— Shey Rivera, Soy Bruja

Soy Bruja

Witch that perks on avocado trees
With talones de gallina de palo
Talons of an iguana slowly climbing branches to get a taste of
our fruit.
Talons of a rooster trained to fight to defend my honor.
I am most comfortable under the rainstorms that make the montes sweat and birth streams
I can see that you have
Eyes of el guaraguao (the hawk) as it soars with its kind over mountains.
Ears of el mucaro (the owl) listening to the rustle of palm trees.  

The skirts of the island have been lifted
And a leather belt has licked her skin, left trails of red, blue, black
To replace our flag.
This is a funeral. Will all its intricate ornaments and multicolored blossoms, it is still a funeral.

My jíbara spirit is a magnetic field
cradled in the plantain breasts of the forest.
I can only but follow its call. It sounds like thunder and rides the back of wild horses.
Yes, we’ve got wild horses.

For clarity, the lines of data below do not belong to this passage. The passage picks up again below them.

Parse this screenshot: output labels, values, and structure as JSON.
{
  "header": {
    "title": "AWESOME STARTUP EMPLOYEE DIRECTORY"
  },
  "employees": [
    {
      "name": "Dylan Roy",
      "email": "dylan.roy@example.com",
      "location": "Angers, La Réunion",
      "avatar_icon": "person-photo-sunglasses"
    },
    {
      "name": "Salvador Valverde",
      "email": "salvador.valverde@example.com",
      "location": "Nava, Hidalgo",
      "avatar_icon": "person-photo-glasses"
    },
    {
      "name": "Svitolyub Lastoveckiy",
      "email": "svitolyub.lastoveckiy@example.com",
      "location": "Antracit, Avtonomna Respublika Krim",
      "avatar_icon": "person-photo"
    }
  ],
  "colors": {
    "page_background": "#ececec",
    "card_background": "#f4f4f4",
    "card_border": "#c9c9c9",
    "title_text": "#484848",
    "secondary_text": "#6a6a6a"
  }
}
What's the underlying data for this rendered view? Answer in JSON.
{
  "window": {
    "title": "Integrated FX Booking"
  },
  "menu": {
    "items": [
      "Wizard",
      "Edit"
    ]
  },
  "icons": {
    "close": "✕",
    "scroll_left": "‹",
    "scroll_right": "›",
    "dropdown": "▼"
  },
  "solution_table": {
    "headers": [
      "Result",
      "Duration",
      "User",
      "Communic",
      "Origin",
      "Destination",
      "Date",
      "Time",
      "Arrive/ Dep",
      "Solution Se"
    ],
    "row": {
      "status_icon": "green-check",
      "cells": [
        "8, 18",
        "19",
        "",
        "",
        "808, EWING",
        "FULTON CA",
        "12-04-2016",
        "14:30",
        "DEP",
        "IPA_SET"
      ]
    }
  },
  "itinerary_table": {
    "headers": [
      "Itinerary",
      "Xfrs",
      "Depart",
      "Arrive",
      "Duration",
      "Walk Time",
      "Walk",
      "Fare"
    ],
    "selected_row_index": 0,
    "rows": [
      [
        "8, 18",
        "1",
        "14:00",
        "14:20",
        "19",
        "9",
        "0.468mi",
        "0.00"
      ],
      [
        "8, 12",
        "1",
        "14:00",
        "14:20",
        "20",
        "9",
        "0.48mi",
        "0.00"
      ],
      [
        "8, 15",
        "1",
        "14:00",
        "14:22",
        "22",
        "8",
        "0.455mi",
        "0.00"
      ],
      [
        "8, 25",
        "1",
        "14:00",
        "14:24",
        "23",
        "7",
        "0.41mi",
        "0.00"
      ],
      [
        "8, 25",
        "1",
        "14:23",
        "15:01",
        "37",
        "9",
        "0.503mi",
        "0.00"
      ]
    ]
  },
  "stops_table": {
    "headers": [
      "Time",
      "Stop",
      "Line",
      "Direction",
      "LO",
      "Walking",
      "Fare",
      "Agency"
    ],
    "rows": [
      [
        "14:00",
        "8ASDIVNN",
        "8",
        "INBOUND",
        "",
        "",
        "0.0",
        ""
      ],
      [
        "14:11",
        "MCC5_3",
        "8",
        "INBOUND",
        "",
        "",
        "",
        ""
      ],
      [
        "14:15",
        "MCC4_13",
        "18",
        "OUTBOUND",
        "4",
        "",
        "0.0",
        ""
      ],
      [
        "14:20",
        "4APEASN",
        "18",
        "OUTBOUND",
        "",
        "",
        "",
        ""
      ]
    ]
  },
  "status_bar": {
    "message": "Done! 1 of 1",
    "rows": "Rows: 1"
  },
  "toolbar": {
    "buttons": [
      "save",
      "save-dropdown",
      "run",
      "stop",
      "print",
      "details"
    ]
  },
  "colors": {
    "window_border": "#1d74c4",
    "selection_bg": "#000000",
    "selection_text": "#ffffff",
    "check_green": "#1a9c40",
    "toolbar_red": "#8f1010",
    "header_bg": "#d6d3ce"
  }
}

Tell me,
where are you from?
Did you get here on purpose?
Where are you headed?

What are your dreams made of?

Mine taste like rain.